Press Release – University of Otago
William Shakespeare unequivocally wrote the famous plays to which his name is attached, despite a growing attack on this “settled issue” demonstrated in a film just released in New Zealand, according to a University of Otago Shakespearean expert of international …November 9 2011
Shakespeare’s undisputed authorship defended in wake of film release
William Shakespeare unequivocally wrote the famous plays to which his name is attached, despite a growing attack on this “settled issue” demonstrated in a film just released in New Zealand, according to a University of Otago Shakespearean expert of international standing.
Professor Evelyn Tribble says the film “Anonymous”, and its advertisements and trailers, have been a catalyst for her decision to engage with this debate. Posters advertising the film are asking,” Was Shakespeare a fraud?”
“This is a posthumous libel. It is also just the latest example of the Shakespeare authorship conspiracy theory – 77 possible candidates have been proposed since the mid 19th century,” she says.
“There is no reasonable doubt that the actor-playwright William Shakespeare of Stratford wrote the plays ascribed to him.”
She is concerned that such uncontextualised facts, twisted half-truths and outright misrepresentations could leach into the classroom to “create the appearance of a Shakespeare mystery.”
She likens the “debate” to the implausible theory that the moon-landing was a fake.

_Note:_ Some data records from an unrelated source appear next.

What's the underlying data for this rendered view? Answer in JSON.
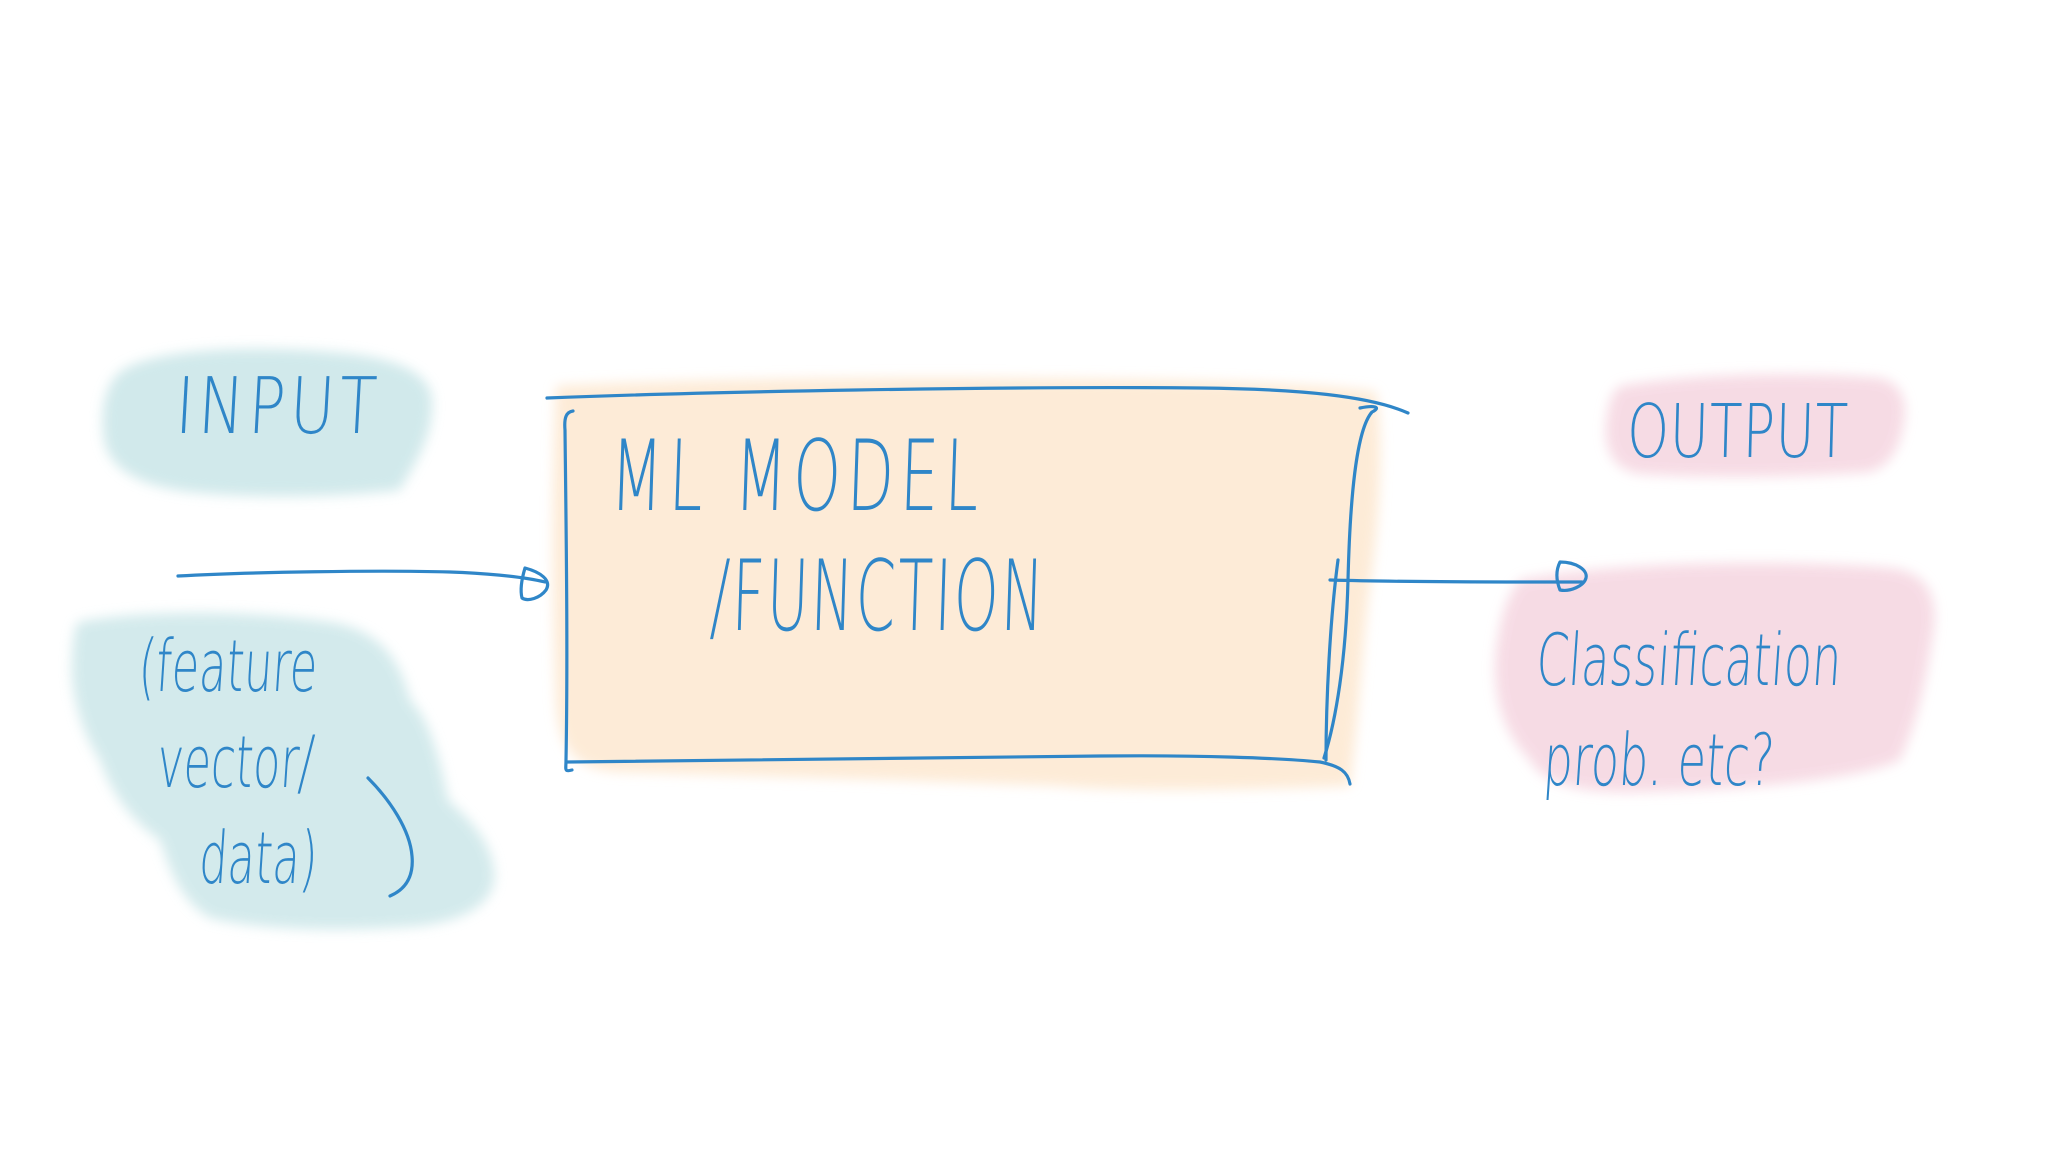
{
  "colors": {
    "ink": "#2f86c8",
    "input_wash": "#cfe8ea",
    "box_wash": "#fde9d3",
    "output_wash": "#f6d8e2",
    "background": "#ffffff"
  },
  "input": {
    "title": "INPUT",
    "detail_lines": [
      "(feature",
      "vector/",
      "data)"
    ]
  },
  "model": {
    "line1": "ML MODEL",
    "line2": "/FUNCTION"
  },
  "output": {
    "title": "OUTPUT",
    "detail_lines": [
      "Classification",
      "prob. etc?"
    ]
  }
}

“But behind the smoke and mirrors there is only one central assumption: that a man of Shakespeare’s background could not possibly have written the plays.”

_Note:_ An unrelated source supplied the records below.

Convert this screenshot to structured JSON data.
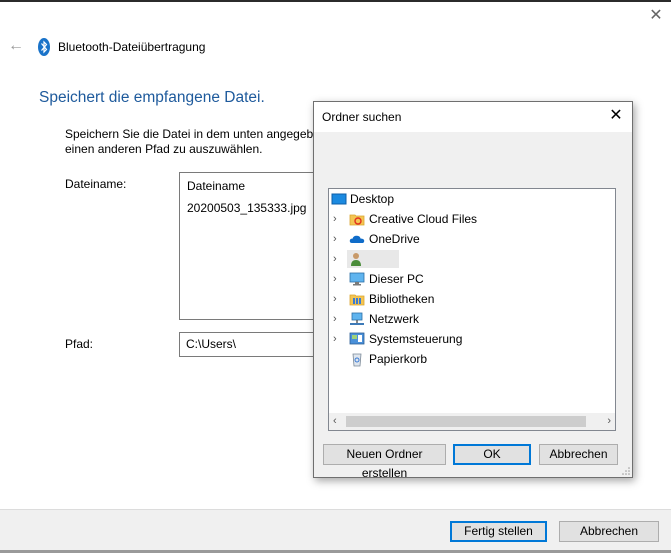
{
  "window": {
    "title": "Bluetooth-Dateiübertragung",
    "heading": "Speichert die empfangene Datei.",
    "description_line1": "Speichern Sie die Datei in dem unten angegebenen Pfad, oder klicken Sie auf „Durchsuchen“, um",
    "description_line2": "einen anderen Pfad zu auszuwählen.",
    "filename_label": "Dateiname:",
    "file_column_header": "Dateiname",
    "file_name": "20200503_135333.jpg",
    "path_label": "Pfad:",
    "path_value": "C:\\Users\\",
    "finish_button": "Fertig stellen",
    "cancel_button": "Abbrechen"
  },
  "folder_dialog": {
    "title": "Ordner suchen",
    "tree": [
      {
        "label": "Desktop",
        "icon": "desktop-icon",
        "expandable": false
      },
      {
        "label": "Creative Cloud Files",
        "icon": "creative-cloud-folder-icon",
        "expandable": true
      },
      {
        "label": "OneDrive",
        "icon": "onedrive-icon",
        "expandable": true
      },
      {
        "label": "",
        "icon": "user-icon",
        "expandable": true
      },
      {
        "label": "Dieser PC",
        "icon": "computer-icon",
        "expandable": true
      },
      {
        "label": "Bibliotheken",
        "icon": "libraries-icon",
        "expandable": true
      },
      {
        "label": "Netzwerk",
        "icon": "network-icon",
        "expandable": true
      },
      {
        "label": "Systemsteuerung",
        "icon": "control-panel-icon",
        "expandable": true
      },
      {
        "label": "Papierkorb",
        "icon": "recycle-bin-icon",
        "expandable": false
      }
    ],
    "new_folder_button": "Neuen Ordner erstellen",
    "ok_button": "OK",
    "cancel_button": "Abbrechen"
  },
  "colors": {
    "heading": "#1e5a9c",
    "accent": "#0078d7"
  }
}
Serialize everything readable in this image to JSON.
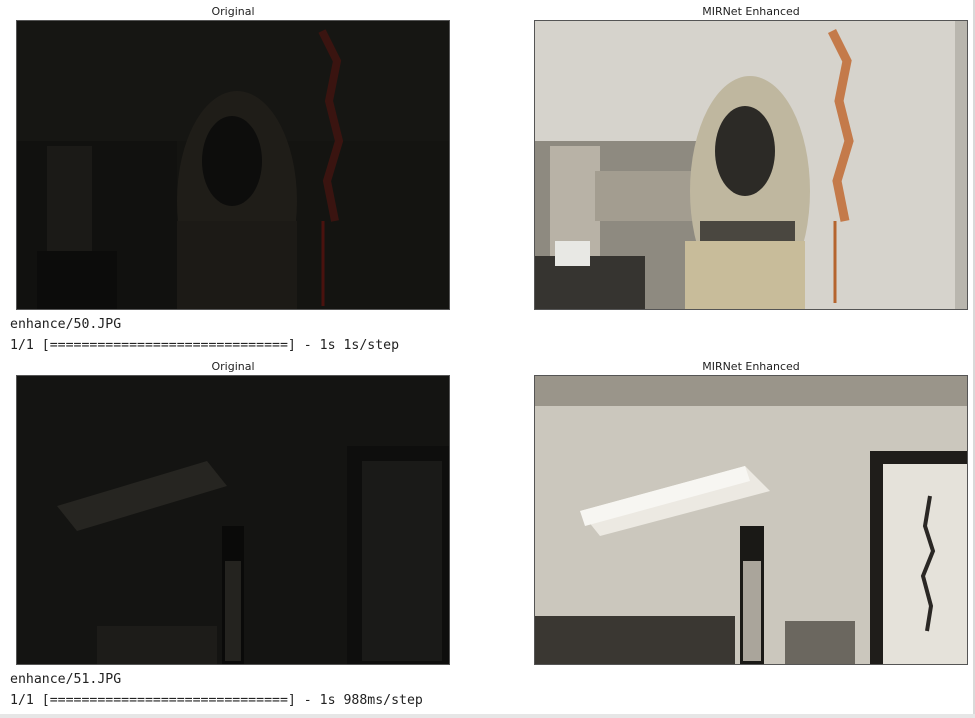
{
  "outputs": [
    {
      "original_title": "Original",
      "enhanced_title": "MIRNet Enhanced",
      "filename_line": "enhance/50.JPG",
      "progress_line": "1/1 [==============================] - 1s 1s/step"
    },
    {
      "original_title": "Original",
      "enhanced_title": "MIRNet Enhanced",
      "filename_line": "enhance/51.JPG",
      "progress_line": "1/1 [==============================] - 1s 988ms/step"
    }
  ]
}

Professor Tribble, who is a published expert on Shakespeare, and Head of the English Department at the University, says this assumption is patently false.
“Shakespeare’s background is very similar to that of other gifted young playwrights of the period, including Christopher Marlowe and Ben Jonson.”
He benefited from the excellent Tudor grammar school system, which gave sons of the middle classes a thorough classical education emphasizing Latin poetry and drama.
“The Tudor elites intended that such young men might enter the church; instead many of them sought to earn their bread with their pens and their wits,” she says.
“It takes only a little reflection to recognise that many of our finest writers have come from ordinary backgrounds.”
Critics have also claimed that because of his lowly background, Shakespeare could not have known about the court, noble households or foreign lands. But this exaggerates the extent of Shakespeare’s knowledge; the Italian settings of many of his plays, for example, were only superficially realised. Moreover, proponents of his lack of knowledge overlook the fact that he was an avid reader.
“Like all conspiracy theories, the anti-Shakespearean one is a closed system. Inconsistencies and implausibilities, such as the fact that the current pretender, the Earl of Oxford, died in 1604, prior to the composition of many of the plays, are explained away or become further grist for the conspiratorial mill,” she says.
“The simple fact is that in the tight-knit gossipy community of theatrical professionals, Shakespeare’s authorship was absolutely undisputed. I guess the truth is much more mundane than some people would like it to be. ”